The OHS Pipe Organ Database

BuilderID 2971

Builder Identification

Philadelphia, PA, c. 1829-1867.

Additional Notes

  • From the OHS PC Database, derived from A Guide to North America Organ Builders by David H. Fox (Organ Historical Society, 1991). Updated Feb 7, 2016 with information from sources listed in Notes below. --

    Albert G. Hunter was born c. 1803 in Pennsylvania.1 He was a partner with John P. Hunter (presumably his younger brother) as A.G. & J.P. Hunter, active in Philadelphia, PA, from about 1829 until his death in 1867. John was apparently his heir as Albert's only child, Martha Emily, died as an infant. 2 John continued the firm, and by 1880 it was known as J.P. Hunter & Sons.3

    1) Philadelphia City Death Certificate for Albert G. Hunter
    2) ibid.
    3) John Speller, Pipe Chat, February 1, 2008 (see next paragraph below)

  • From John Speller on Pipe-Chat --

    Albert G. and John P. Hunter formed a company named A.G. & J.P. Hunter which traded in Philadelphia in the 1860's and 1870's. By 1880 this had morphed into J.P. Hunter & Sons. [February 1, 2008]

  • For further information, see: A.G. & J.P. Hunter

Database Entries

There are no entries in the database that describe organs by Albert G. Hunter.

We are always interested in adding to our information about builders and correcting any errors that our Database may contain. If you can provide us with corrections or additions to the information presented here, please click the Update button and use the online form to send us details.

Your cooperation and support are greatly appreciated.


OHS Logo

This page was opened in a secondary window or tab. To return to the list of builders, simply close this tab.

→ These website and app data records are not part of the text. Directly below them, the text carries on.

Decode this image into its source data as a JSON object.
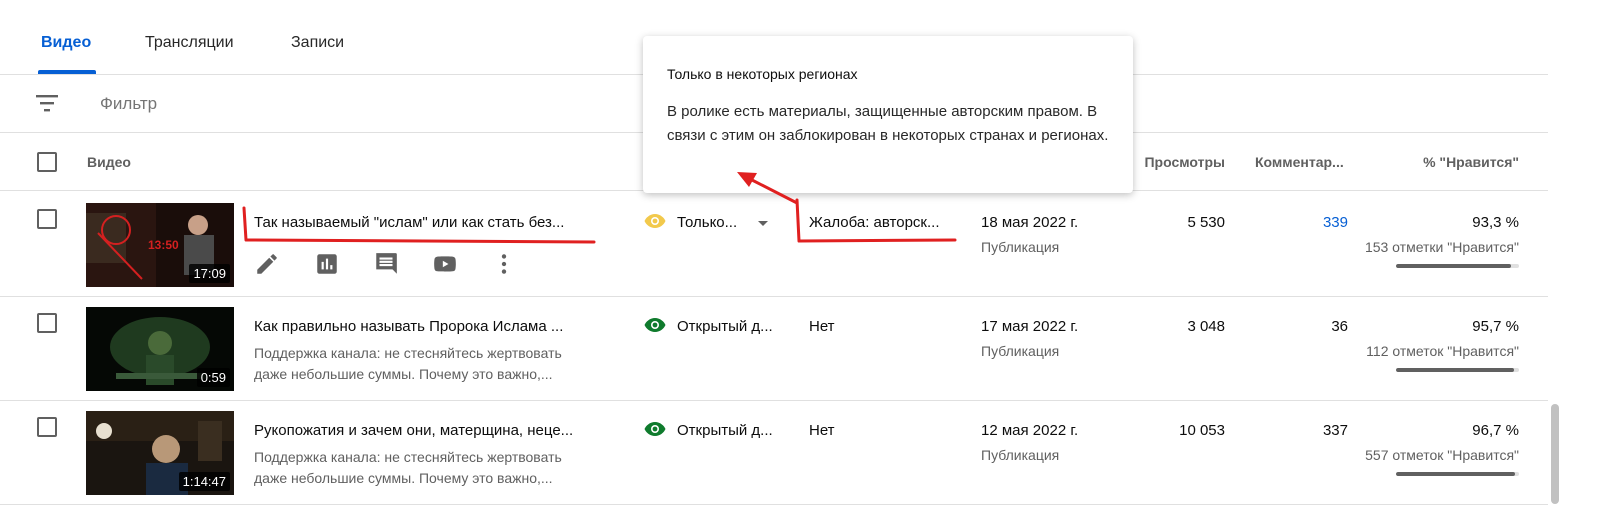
{
  "tabs": [
    {
      "label": "Видео",
      "active": true
    },
    {
      "label": "Трансляции",
      "active": false
    },
    {
      "label": "Записи",
      "active": false
    }
  ],
  "filter": {
    "placeholder": "Фильтр"
  },
  "columns": {
    "video": "Видео",
    "views": "Просмотры",
    "comments": "Комментар...",
    "likes": "% \"Нравится\""
  },
  "tooltip": {
    "title": "Только в некоторых регионах",
    "body": "В ролике есть материалы, защищенные авторским правом. В связи с этим он заблокирован в некоторых странах и регионах."
  },
  "rows": [
    {
      "title": "Так называемый \"ислам\" или как стать без...",
      "description": [],
      "duration": "17:09",
      "visibility": "Только...",
      "visibility_color": "#f2c94c",
      "restrictions": "Жалоба: авторск...",
      "date": "18 мая 2022 г.",
      "date_sub": "Публикация",
      "views": "5 530",
      "comments": "339",
      "likes_pct": "93,3 %",
      "likes_count": "153 отметки \"Нравится\"",
      "likes_fraction": 0.933
    },
    {
      "title": "Как правильно называть Пророка Ислама ...",
      "description": [
        "Поддержка канала: не стесняйтесь жертвовать",
        "даже небольшие суммы. Почему это важно,..."
      ],
      "duration": "0:59",
      "visibility": "Открытый д...",
      "visibility_color": "#0f7b2d",
      "restrictions": "Нет",
      "date": "17 мая 2022 г.",
      "date_sub": "Публикация",
      "views": "3 048",
      "comments": "36",
      "likes_pct": "95,7 %",
      "likes_count": "112 отметок \"Нравится\"",
      "likes_fraction": 0.957
    },
    {
      "title": "Рукопожатия и зачем они, матерщина, неце...",
      "description": [
        "Поддержка канала: не стесняйтесь жертвовать",
        "даже небольшие суммы. Почему это важно,..."
      ],
      "duration": "1:14:47",
      "visibility": "Открытый д...",
      "visibility_color": "#0f7b2d",
      "restrictions": "Нет",
      "date": "12 мая 2022 г.",
      "date_sub": "Публикация",
      "views": "10 053",
      "comments": "337",
      "likes_pct": "96,7 %",
      "likes_count": "557 отметок \"Нравится\"",
      "likes_fraction": 0.967
    }
  ],
  "row_actions": [
    "pencil-icon",
    "analytics-icon",
    "comments-icon",
    "youtube-icon",
    "more-vert-icon"
  ],
  "accent": "#065fd4",
  "annotation_color": "#e02020"
}
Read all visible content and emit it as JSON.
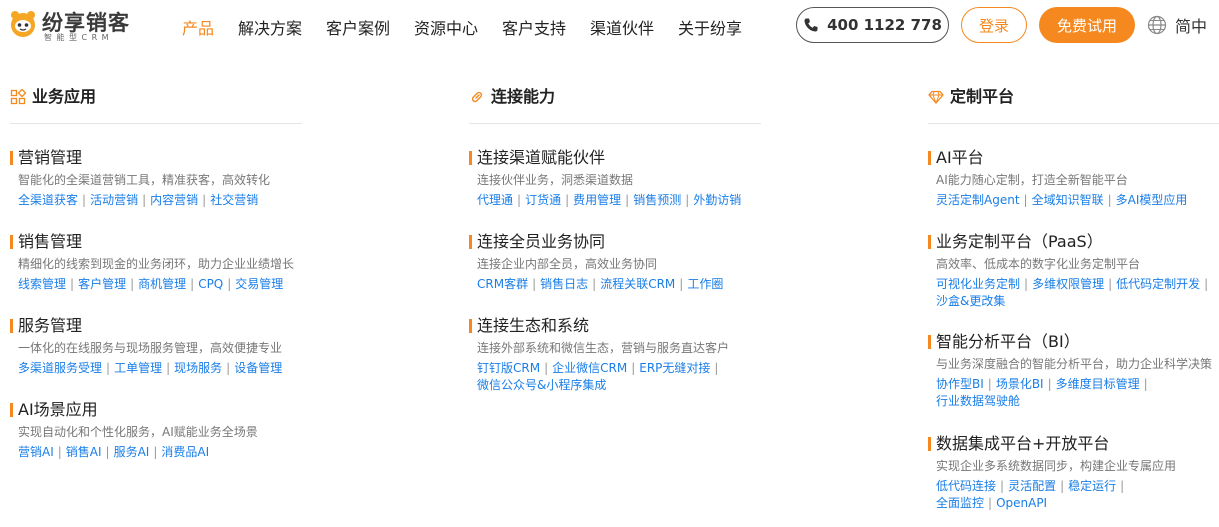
{
  "header": {
    "logo_text": "纷享销客",
    "logo_sub": "智能型CRM",
    "nav": [
      {
        "label": "产品",
        "active": true
      },
      {
        "label": "解决方案",
        "active": false
      },
      {
        "label": "客户案例",
        "active": false
      },
      {
        "label": "资源中心",
        "active": false
      },
      {
        "label": "客户支持",
        "active": false
      },
      {
        "label": "渠道伙伴",
        "active": false
      },
      {
        "label": "关于纷享",
        "active": false
      }
    ],
    "phone": "400 1122 778",
    "login": "登录",
    "trial": "免费试用",
    "lang": "简中"
  },
  "colors": {
    "accent": "#f5891f",
    "link": "#1a7ee8"
  },
  "columns": [
    {
      "title": "业务应用",
      "icon": "grid-icon",
      "items": [
        {
          "title": "营销管理",
          "desc": "智能化的全渠道营销工具，精准获客，高效转化",
          "links": [
            "全渠道获客",
            "活动营销",
            "内容营销",
            "社交营销"
          ]
        },
        {
          "title": "销售管理",
          "desc": "精细化的线索到现金的业务闭环，助力企业业绩增长",
          "links": [
            "线索管理",
            "客户管理",
            "商机管理",
            "CPQ",
            "交易管理"
          ]
        },
        {
          "title": "服务管理",
          "desc": "一体化的在线服务与现场服务管理，高效便捷专业",
          "links": [
            "多渠道服务受理",
            "工单管理",
            "现场服务",
            "设备管理"
          ]
        },
        {
          "title": "AI场景应用",
          "desc": "实现自动化和个性化服务，AI赋能业务全场景",
          "links": [
            "营销AI",
            "销售AI",
            "服务AI",
            "消费品AI"
          ]
        }
      ]
    },
    {
      "title": "连接能力",
      "icon": "link-icon",
      "items": [
        {
          "title": "连接渠道赋能伙伴",
          "desc": "连接伙伴业务，洞悉渠道数据",
          "links": [
            "代理通",
            "订货通",
            "费用管理",
            "销售预测",
            "外勤访销"
          ]
        },
        {
          "title": "连接全员业务协同",
          "desc": "连接企业内部全员，高效业务协同",
          "links": [
            "CRM客群",
            "销售日志",
            "流程关联CRM",
            "工作圈"
          ]
        },
        {
          "title": "连接生态和系统",
          "desc": "连接外部系统和微信生态，营销与服务直达客户",
          "links": [
            "钉钉版CRM",
            "企业微信CRM",
            "ERP无缝对接",
            "微信公众号&小程序集成"
          ]
        }
      ]
    },
    {
      "title": "定制平台",
      "icon": "diamond-icon",
      "items": [
        {
          "title": "AI平台",
          "desc": "AI能力随心定制，打造全新智能平台",
          "links": [
            "灵活定制Agent",
            "全域知识智联",
            "多AI模型应用"
          ]
        },
        {
          "title": "业务定制平台（PaaS）",
          "desc": "高效率、低成本的数字化业务定制平台",
          "links": [
            "可视化业务定制",
            "多维权限管理",
            "低代码定制开发",
            "沙盒&更改集"
          ]
        },
        {
          "title": "智能分析平台（BI）",
          "desc": "与业务深度融合的智能分析平台，助力企业科学决策",
          "links": [
            "协作型BI",
            "场景化BI",
            "多维度目标管理",
            "行业数据驾驶舱"
          ]
        },
        {
          "title": "数据集成平台+开放平台",
          "desc": "实现企业多系统数据同步，构建企业专属应用",
          "links": [
            "低代码连接",
            "灵活配置",
            "稳定运行",
            "全面监控",
            "OpenAPI"
          ]
        }
      ]
    }
  ]
}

Some of our entries are names that might never appear on a nameplate or nameboard.
On the other hand, there are both individuals and firms who are responsible for conserving historic organs through location, or preserving the usefulness of pipe organs through rebuilding or making modifications to existing instruments. In these cases, we are proud to acknowledge their contributions to the ongoing artistic tradition of the pipe organ in America through individual entries in our online database.